**TRY IT:**
Go to the line below that has "What's the underlying", print it and each line after it exactly, and stop after the line that has "Serialize everything readable"; leave out pictures.

>>>

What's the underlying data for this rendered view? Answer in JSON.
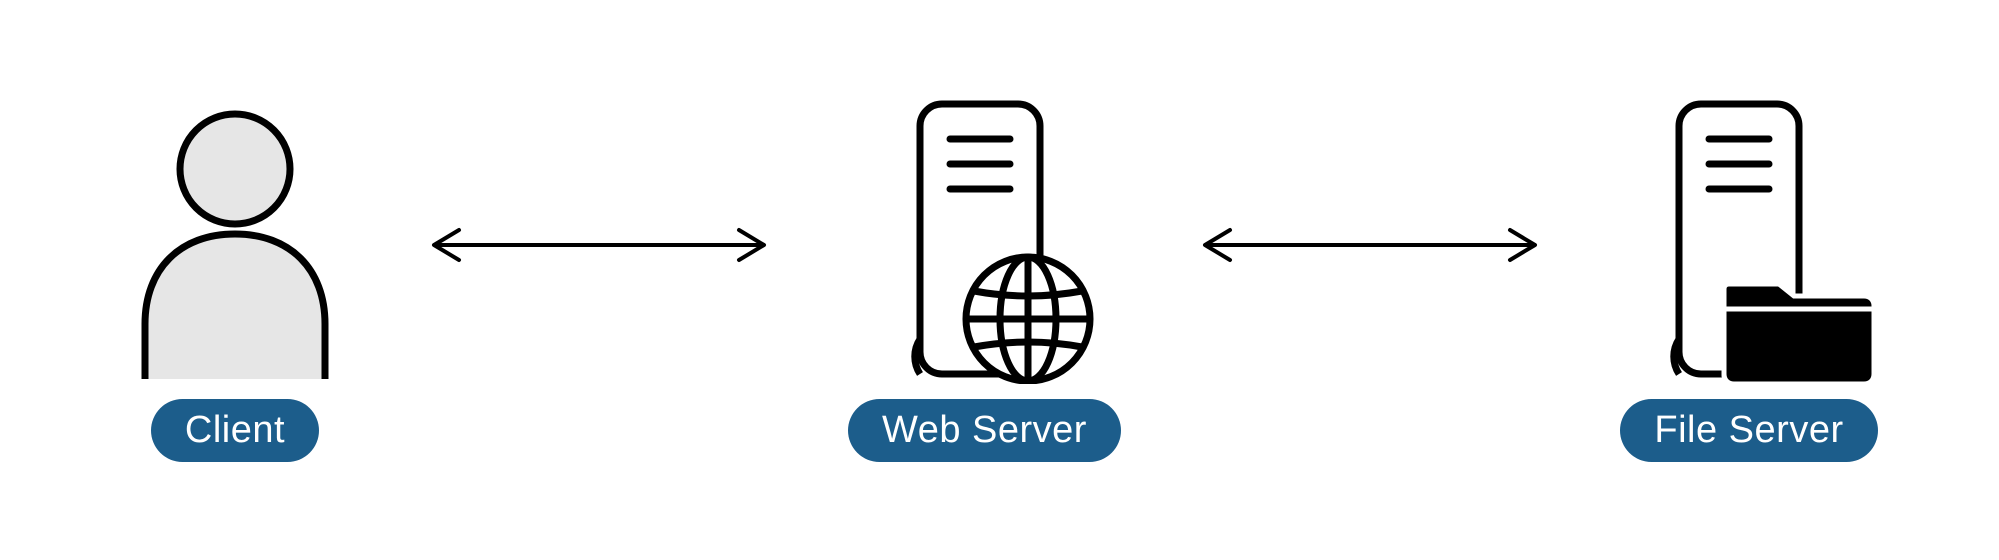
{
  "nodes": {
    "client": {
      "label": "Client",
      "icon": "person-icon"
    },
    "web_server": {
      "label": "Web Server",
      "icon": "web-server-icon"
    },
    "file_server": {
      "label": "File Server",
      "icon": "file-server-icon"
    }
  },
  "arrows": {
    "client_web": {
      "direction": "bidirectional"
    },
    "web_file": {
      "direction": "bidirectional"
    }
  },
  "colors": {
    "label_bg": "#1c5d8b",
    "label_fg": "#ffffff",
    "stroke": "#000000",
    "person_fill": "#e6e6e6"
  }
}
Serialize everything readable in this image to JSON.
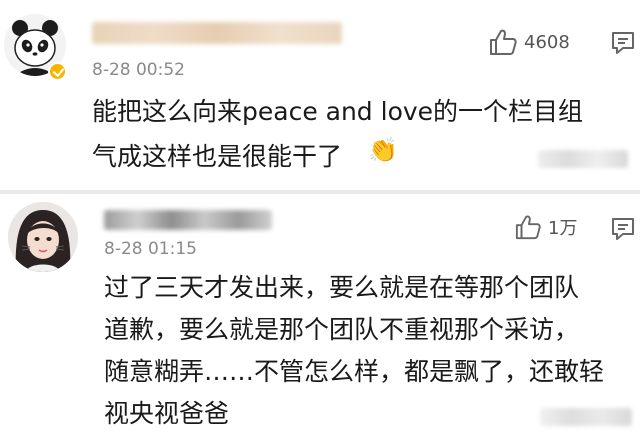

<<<
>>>

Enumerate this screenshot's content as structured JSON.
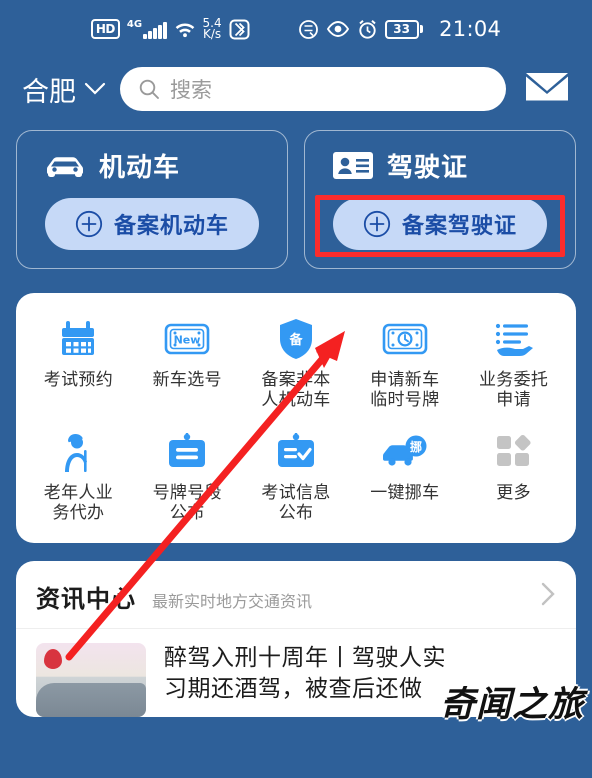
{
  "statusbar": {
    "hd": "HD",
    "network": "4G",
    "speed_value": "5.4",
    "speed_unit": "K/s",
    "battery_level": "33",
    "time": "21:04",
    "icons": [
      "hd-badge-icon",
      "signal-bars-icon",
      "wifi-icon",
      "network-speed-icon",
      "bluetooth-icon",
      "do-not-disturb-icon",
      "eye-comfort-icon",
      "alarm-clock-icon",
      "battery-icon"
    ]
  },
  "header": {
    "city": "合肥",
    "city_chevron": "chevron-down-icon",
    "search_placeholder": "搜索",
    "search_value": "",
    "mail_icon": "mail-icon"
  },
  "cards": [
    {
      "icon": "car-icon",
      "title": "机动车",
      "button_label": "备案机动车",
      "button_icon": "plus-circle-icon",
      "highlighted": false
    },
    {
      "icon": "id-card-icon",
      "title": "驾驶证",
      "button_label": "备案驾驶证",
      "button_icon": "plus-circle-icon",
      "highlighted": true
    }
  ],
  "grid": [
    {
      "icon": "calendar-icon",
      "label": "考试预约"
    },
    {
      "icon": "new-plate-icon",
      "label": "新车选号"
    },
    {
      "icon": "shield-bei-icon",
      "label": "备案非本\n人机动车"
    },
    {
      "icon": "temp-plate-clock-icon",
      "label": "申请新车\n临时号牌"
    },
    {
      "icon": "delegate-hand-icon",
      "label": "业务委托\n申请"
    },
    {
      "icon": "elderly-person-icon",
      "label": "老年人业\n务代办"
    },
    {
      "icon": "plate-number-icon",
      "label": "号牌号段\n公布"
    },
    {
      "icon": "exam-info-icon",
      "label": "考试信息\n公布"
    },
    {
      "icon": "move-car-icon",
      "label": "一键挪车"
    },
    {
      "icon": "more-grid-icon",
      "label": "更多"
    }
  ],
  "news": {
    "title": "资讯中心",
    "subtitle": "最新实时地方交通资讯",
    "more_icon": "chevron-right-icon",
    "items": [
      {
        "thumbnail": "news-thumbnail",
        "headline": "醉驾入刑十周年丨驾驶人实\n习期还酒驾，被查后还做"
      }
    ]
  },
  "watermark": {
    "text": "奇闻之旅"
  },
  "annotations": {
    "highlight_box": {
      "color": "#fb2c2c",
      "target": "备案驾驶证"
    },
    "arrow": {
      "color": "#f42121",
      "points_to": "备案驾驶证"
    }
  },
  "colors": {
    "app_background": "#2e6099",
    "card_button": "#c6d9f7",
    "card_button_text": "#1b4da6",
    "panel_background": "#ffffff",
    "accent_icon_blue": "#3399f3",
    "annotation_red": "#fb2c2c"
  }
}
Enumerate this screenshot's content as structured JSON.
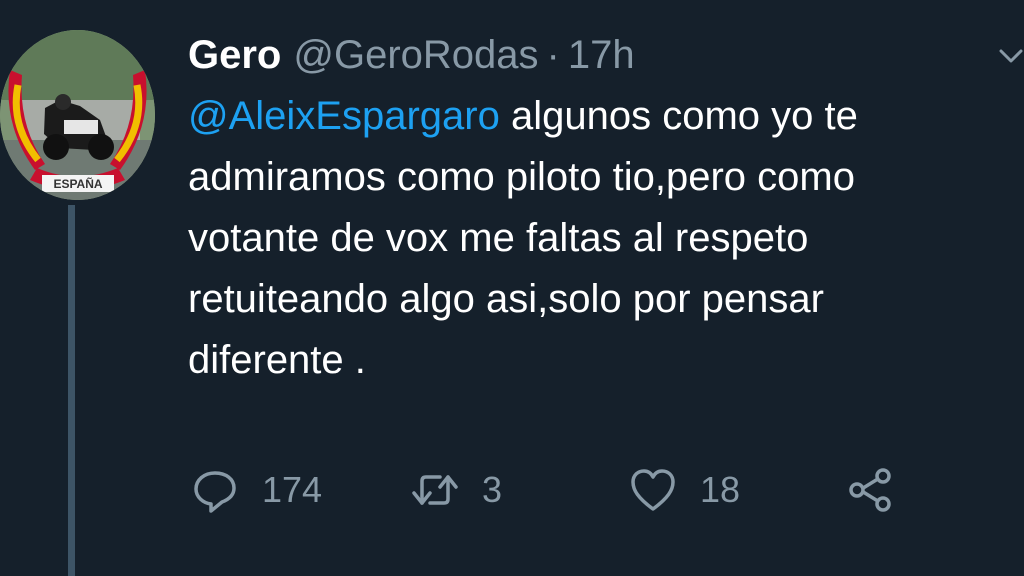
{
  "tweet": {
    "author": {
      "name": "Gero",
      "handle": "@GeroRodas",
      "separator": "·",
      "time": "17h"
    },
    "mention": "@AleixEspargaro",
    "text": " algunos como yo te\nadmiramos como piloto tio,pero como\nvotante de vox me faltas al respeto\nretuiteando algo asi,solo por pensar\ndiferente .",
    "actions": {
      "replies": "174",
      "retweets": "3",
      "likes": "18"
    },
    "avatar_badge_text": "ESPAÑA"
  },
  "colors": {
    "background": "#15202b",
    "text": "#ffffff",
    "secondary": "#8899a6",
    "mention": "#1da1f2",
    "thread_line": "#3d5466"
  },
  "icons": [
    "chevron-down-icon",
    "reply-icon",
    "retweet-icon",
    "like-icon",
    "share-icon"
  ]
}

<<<

**SOLVED EXERCISE:**
What's the underlying data for this rendered view? Answer in JSON.
{
  "nodes": {
    "client": {
      "label": "Client",
      "icon": "person-icon"
    },
    "web_server": {
      "label": "Web Server",
      "icon": "web-server-icon"
    },
    "file_server": {
      "label": "File Server",
      "icon": "file-server-icon"
    }
  },
  "arrows": {
    "client_web": {
      "direction": "bidirectional"
    },
    "web_file": {
      "direction": "bidirectional"
    }
  },
  "colors": {
    "label_bg": "#1c5d8b",
    "label_fg": "#ffffff",
    "stroke": "#000000",
    "person_fill": "#e6e6e6"
  }
}
Serialize everything readable in this image to JSON.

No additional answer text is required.